Human Rights (HRs)

Protecting, promoting and fulfilling human rights is the foundation of what we do. Everyone is entitled to be treated with respect and dignity.

In striving to ensure that the right to health is made a reality in Botswana, special attention should be paid to the human rights related barriers that make it difficult for all vulnerable groups to have access to the prevention, care and treatment services that they need.

These human rights barriers are rooted in a number of issues. These could include stigma and discrimination on the basis of disability, sex, gender identity or sexual orientation among others. Access could also be made difficult by social issues such as gender based violence and gender inequality. Human rights barriers may also be perpetuated in the form of harmful practices, policies and laws that are used in the health care setting to the detriment of vulnerable groups such as mandatory HIV/AIDs testing and lack of informed consent.
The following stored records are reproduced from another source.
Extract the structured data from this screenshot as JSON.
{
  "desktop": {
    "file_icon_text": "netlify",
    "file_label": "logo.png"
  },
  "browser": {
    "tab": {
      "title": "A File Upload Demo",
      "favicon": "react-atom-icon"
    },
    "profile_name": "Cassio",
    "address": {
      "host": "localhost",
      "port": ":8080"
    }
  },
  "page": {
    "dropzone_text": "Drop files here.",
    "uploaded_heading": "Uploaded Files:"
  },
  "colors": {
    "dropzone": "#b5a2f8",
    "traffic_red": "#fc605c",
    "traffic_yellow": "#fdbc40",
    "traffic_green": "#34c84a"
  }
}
In the face of these challenges, our work, seeks to cultivate a human rights based approach to the provision of health care, ensuring that it is available, acceptable and accessible to all, regardless of their background or standing in society. Our work also revolves around ensuring that the health care provided is of good quality and that the underlying determinants of health such as safe drinking water, food and shelter are equally advocated for.

Once a human rights based approach to the provision of care is stressed, vulnerable groups such as women, children, people living with HIV/AIDs (PLWHIV), people with disabilities (PWDs), LGBTI + persons, sex workers, migrant workers and prisoners, among others, will be catered for in general health response. This is the center of all areas of our work.

“Where, after all, do universal human rights begin? In small places, close to home – so close and so small that they cannot be seen on any maps of the world. Yet they are the world of the individual person; the neighborhood he lives in; the school or college he attends; the factory, farm or office where he works. Such are the places where every man, woman and child seeks equal justice, equal opportunity, equal dignity without discrimination. Unless these rights have meaning there, they have little meaning anywhere.” – Eleanor Roosevelt

Getting It Done

We work with our communities to protect, promote and fulfill human rights, with
particular emphasis on the right to health.

Our activities include:


Project NamePrimary TargetKey Interventions
1. Making Children’s Rights a Reality in BotswanaChildren 10-181. Awareness raising
2. Advocacy for policy and law reform
3. Strategic impact litigation
4. Provision of Legal Services
5. Movement building
6. Community-led monitoring and documentation of rights violations
2. Removing Barriers to Access to ServicesWomen, prisoners, migrants,
3. Promotion, protection and fulfilment of Health Rights of People with disabilities in BotswanaWomen, Children, people living with HIV/AIDs (PLWHIV), people with disabilities (PWDs), LGBTI + persons, sex workers, migrant workers and prisoners

Our Results

We have made major strides in this area, having accomplished the following:


Data Resources



Right to Health for All

Documentation and human rights training #teamwork